These steps would seem to go together:  

 

 

 

 

Equanimity

Equanimity is a balanced state of mind where we are not shaken by strong emotion.  Because we are not shaken, we are in a position to take skilful and ethical action in response to events – action with the best possible long term consequences.  

 

 

 

The Alchemy of Acceptance

 

Emptiness can be a bleak vacuum

cold and hostile, dark with danger;

Or emptiness can be radiant space,

warm and welcoming, soft with stillness –

and the only difference between them is acceptance.

 

Any task can seem tedious

a chore to rush through reluctantly;

Or any task may seem rewarding

a process to relish, with an attentive mind

that reveals more richness, the more present you become –

and the only difference between them is acceptance.

 

Pain may seem unbearable

searing through you from a sharp, concentrated point

so that you have no choice but to resist

to try to escape, or to push away the pain;

Or pain can be a sensation

that you can move towards and merge with

that no longer has a centre, and dissipates through your being

until it becomes soft and numb, no longer a pain at all –

and the only difference between them is acceptance.

 

Trauma can break you down to nothing

destroy the identity you spent your whole life building up

like an earthquake that leaves you in ruins;

Or trauma can transform you

break open new depths and heights of your being,

give rise to a greater structure, a miraculous new self –

and the only difference between them is acceptance

 

Life can be frustrating, and full of obstacles

with desires for a different life disturbing your mind;

or life can be fulfilling, full of opportunities

with a constant flow of gratitude for the gifts you have;

and the only difference between them is acceptance.  

 

Steve Taylor

 

 

 

The Forest

 

They say that the forest is dangerous –

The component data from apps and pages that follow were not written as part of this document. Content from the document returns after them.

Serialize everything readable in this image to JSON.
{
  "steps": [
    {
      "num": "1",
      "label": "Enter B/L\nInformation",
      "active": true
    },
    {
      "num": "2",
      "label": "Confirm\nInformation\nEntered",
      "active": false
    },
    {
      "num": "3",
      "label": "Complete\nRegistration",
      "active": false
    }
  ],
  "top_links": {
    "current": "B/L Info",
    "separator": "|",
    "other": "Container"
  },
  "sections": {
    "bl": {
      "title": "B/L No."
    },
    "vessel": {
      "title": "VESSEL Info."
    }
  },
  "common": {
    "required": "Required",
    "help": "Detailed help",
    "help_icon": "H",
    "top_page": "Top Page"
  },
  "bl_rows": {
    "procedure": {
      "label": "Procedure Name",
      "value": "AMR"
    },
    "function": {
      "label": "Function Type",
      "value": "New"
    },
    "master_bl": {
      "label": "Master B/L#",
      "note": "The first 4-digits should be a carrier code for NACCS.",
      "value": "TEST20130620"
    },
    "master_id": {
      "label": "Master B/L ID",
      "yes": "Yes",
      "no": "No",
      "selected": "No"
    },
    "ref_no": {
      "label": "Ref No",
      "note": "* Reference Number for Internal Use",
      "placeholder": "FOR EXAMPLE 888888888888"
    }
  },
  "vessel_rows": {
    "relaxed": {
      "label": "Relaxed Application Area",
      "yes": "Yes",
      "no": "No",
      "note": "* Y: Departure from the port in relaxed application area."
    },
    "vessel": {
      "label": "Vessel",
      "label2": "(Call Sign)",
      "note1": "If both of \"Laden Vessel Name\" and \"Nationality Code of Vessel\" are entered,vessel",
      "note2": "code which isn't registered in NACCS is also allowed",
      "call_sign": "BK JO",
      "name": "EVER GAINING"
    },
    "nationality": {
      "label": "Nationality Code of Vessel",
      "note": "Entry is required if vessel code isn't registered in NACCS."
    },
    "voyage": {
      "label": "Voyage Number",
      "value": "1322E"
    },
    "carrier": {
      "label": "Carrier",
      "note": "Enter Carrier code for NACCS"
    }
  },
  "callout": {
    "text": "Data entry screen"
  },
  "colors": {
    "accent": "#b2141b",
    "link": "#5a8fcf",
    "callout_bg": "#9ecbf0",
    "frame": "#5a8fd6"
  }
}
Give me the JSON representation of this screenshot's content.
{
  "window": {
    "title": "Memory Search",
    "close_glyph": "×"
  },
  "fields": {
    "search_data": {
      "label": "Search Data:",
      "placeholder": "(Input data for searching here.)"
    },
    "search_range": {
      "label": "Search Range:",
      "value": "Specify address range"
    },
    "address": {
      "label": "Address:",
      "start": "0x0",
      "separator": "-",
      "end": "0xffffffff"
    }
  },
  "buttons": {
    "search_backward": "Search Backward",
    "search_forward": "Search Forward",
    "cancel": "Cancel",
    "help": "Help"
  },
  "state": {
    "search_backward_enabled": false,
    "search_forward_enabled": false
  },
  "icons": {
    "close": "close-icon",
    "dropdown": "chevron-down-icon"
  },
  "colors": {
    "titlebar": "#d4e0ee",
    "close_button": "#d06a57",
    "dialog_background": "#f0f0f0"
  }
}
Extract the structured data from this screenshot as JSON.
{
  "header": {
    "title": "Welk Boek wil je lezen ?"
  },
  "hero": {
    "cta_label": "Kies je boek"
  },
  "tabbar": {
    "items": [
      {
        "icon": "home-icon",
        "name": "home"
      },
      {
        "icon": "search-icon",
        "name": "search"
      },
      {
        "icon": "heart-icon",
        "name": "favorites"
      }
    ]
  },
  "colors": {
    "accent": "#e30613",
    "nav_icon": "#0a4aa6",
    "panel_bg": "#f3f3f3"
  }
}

so thick that sunlight never touches its soil

and so wild and dense that no one ever finds their way back out again.

They say that there are animals, wolves and bears prowling hungrily

and other stranger creatures, ghostly shapes and shades

lurking in the darkness.

 

And so you make sure you keep your distance

from that shadowy mass of trees.

There were times long ago when curiosity got the better of you

and you crept up and glanced inside:

you saw a melee of shifting sounds and shapes

the jostling of a thousand different forms,

an unfamiliar darkness and coldness

full of strange forces and energies.

 

And even now, although you try to close your ears,

at night you can hear the murmurings

of those sinister forest creatures.

 

So you spend your life outside the forest

skirting its edges, watching your steps,

looking away and trying to forget

that you’re always in its shadow.

 

But listen closely:

those sounds aren’t the whispers of ghosts, or the howls of animals;

it’s the voice of your deepest self, calling you back home,

telling you that it’s time to turn inside.

 

So step into the forest.

 

At first you might be startled

by the swirl of unfamiliar noises

and the wrinkled twisted barks and stretching branches.

But don’t turn back – be courageous.

This is only a surface discord, like roaring waves above the stillness of the sea.

 

A few steps further and a hush descends.

The fresh stillness of the forest engulfs you, and enters you,

spreading slowly through your being, like a foaming mist.

And the further you go, the more stillness you sense –

an atmosphere of ease, an energetic calmness,

a sentience that both soothes and enlivens you.

 

And finally, right at the heart of the forest,

you’ll step into an open space, a golden glade of lush grass

where sunlight streams down from a clear still sky.

 

This is the core, where the roots of every tree meet,

which gives sustenance to the whole forest.

And here you can lie down and rest,

at the radiant source of being.

 

And then you’ll wonder why

you were ever afraid of yourself.

 

Steve Taylor